---------- RECORDS TO USE

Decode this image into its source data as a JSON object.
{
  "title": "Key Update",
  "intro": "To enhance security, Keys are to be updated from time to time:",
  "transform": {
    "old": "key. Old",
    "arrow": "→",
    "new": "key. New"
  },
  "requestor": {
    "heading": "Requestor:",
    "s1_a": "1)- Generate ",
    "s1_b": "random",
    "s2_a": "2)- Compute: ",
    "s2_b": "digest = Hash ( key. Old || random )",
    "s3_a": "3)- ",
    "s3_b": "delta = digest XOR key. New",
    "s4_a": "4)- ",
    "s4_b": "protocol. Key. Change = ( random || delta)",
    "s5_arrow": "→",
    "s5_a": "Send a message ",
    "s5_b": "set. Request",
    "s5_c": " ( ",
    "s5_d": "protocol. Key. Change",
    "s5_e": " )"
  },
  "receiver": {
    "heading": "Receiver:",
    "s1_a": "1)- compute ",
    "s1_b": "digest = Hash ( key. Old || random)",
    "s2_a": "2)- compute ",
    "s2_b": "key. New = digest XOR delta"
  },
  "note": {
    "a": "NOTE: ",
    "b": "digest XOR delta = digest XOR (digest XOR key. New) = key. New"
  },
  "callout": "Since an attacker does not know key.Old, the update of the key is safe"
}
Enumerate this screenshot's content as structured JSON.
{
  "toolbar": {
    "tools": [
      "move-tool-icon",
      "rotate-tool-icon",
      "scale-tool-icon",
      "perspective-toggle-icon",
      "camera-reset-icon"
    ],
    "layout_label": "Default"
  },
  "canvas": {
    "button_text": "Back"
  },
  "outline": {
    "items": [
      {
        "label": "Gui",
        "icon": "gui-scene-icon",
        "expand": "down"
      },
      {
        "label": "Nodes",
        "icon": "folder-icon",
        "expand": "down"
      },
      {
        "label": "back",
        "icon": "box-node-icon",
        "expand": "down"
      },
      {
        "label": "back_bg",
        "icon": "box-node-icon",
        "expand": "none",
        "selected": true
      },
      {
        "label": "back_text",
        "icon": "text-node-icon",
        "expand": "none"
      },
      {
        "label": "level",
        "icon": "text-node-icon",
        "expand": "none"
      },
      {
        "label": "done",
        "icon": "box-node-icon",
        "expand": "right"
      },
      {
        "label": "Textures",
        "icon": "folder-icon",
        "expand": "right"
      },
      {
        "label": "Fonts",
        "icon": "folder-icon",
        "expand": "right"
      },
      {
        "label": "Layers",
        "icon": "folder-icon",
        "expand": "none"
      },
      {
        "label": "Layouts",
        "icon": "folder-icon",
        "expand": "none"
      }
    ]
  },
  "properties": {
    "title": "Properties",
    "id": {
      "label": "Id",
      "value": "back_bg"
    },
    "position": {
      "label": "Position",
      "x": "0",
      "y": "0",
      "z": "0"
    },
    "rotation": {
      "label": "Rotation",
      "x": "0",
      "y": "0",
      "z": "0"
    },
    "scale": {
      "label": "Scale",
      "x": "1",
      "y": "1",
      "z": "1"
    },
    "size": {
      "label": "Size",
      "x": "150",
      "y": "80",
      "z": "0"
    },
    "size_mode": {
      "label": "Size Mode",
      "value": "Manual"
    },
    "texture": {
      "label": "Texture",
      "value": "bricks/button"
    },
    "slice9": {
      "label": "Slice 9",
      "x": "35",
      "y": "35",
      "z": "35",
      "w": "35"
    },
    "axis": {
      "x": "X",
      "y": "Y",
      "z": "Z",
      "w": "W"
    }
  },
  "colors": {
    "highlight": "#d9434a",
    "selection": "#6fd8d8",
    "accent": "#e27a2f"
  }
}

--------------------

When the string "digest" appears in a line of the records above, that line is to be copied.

→ **EXERCISE ANSWER**:
    "s2_b": "digest = Hash ( key. Old || random )",
    "s3_b": "delta = digest XOR key. New",
    "s1_b": "digest = Hash ( key. Old || random)",
    "s2_b": "key. New = digest XOR delta"
    "b": "digest XOR delta = digest XOR (digest XOR key. New) = key. New"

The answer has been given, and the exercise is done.